Mobile industry association GSMA published Tuesday a new report examining the structure, economic drivers and financial performance of the global internet economy and its respective segments.
“The Internet Value Chain,” developed by A.T. Kearney for the GSMA, assesses how the internet ecosystem has developed, the impact on mobile network operators and how market positions of major players have shifted.
The research provides a factual baseline that operators, policymakers and stakeholders can use to assess the opportunities, competitive dynamics and overall health of the internet ecosystem.
“Each day, more than 600,000 people go online for the first time, supported by a highly interdependent ecosystem of companies including mobile operators,” said John Giusti, chief regulatory officer, GSMA. “This study yields a wealth of insights about the evolving nature of the internet and the companies that, together, drive it.”
Key Findings of the Changing Internet Value Chain for the Mobile Sector
The report presents an insightful view into the development of the internet over the past five years. In particular, the study highlights key implications of these changes for the mobile sector:
- The value created by the internet ecosystem is increasingly captured by online service providers. In 2015, online services captured nearly half of the revenues of the entire internet ecosystem (47 per cent, EUR 1.4 trillion). Amongst these, a few powerful players are expanding their influence across the internet ecosystem by acquiring players in other segments.
- Although internet connectivity revenue is growing, the proportion of value captured by connectivity players is declining. Connectivity revenue grew from EUR 199 billion in 2008 to EUR 508 billion in 2015, but this represents a smaller share of the of the total internet value chain, declining from 18 per cent to 17 per cent, with a continued slide to 14 per cent expected by 2020. For mobile network operators, connectivity revenues generated by increased internet use are not offsetting the decline in revenues from traditional communication services, and mobile data revenues are also forecast to grow at a lower rate than the growth of other segments. These trends pose challenges for investment in mobile networks that support the growth of the internet ecosystem.

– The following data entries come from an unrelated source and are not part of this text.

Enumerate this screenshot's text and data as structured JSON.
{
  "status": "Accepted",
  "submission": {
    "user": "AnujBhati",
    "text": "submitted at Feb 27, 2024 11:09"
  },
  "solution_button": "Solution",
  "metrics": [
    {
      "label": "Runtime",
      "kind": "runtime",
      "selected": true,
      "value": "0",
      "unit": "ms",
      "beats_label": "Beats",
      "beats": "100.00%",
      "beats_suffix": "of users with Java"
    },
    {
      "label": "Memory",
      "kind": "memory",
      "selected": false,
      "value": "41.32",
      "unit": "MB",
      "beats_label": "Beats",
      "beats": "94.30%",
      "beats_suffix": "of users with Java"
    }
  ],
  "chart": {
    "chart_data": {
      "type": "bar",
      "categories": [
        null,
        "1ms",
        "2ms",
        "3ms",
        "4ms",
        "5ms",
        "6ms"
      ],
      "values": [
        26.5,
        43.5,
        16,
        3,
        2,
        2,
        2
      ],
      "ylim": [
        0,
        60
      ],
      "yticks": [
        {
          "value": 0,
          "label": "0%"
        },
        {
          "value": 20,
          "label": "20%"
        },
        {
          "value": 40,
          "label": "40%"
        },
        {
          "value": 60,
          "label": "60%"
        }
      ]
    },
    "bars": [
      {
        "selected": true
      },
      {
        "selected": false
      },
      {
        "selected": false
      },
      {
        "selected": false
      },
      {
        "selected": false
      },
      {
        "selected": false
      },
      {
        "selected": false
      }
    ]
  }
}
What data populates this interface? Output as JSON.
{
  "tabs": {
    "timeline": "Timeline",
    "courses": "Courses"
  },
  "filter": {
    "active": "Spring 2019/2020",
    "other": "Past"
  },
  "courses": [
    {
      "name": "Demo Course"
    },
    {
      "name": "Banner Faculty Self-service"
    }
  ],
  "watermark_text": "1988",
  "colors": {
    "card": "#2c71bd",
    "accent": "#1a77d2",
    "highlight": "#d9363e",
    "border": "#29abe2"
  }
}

- The internet ecosystem is maturing. Innovation and technical development still proceed at pace, but the largest players in any given segment deliver higher returns and profit margins. They have secured their leadership position and fewer new players are achieving scale. Eleven of the top 15 US websites visited by users in 2009, for example, were still among the top 15 in 2015.
Implications for Policy and Corporate Strategy
Drawing on its findings about the changing dynamics of the internet value chain, the report highlights key implications for corporate actors and policymakers:
- Interdependencies between segments of the value chain are powerful and complex. Decisions based on a narrow view could be seriously flawed, either for a company that may miss broader competitive threats, or for a regulator misjudging the true nature of the competitive dynamics.
- The changed landscape requires a holistic policy framework. While the internet has transformed sectors and boosted productivity at a global level, its impact can be different at a national or sectorial level. A holistic policy framework that recognises the changed competitive landscape, broader and multi-sided markets and dynamism of digital ecosystems is required.
- More debate on aspects of competition policy across the internet value chain is required. Strong concentration of returns and the inflows of capital to a few internet segments, the increasing influence of few internet entities through their portfolio approach and the changed competition dynamics indicate the need for debate on the future competition policy framework.
“Connectivity is at the heart of the digital ecosystem, but policy and regulatory frameworks have not been modernised to reflect these new market dynamics brought about by the internet,” continued Giusti. “We hope this study will be a useful input at a time when policymakers are thinking about the policy implications of the digital ecosystem, and we encourage them to remove unnecessary regulation to foster innovation and drive consumer benefits.”
The full report is available here.
The GSMA represents the interests of mobile operators worldwide, uniting nearly 800 operators with more than 250 companies in the broader mobile ecosystem, including handset and device makers, software companies, equipment providers and internet companies, as well as organisations in adjacent industry sectors.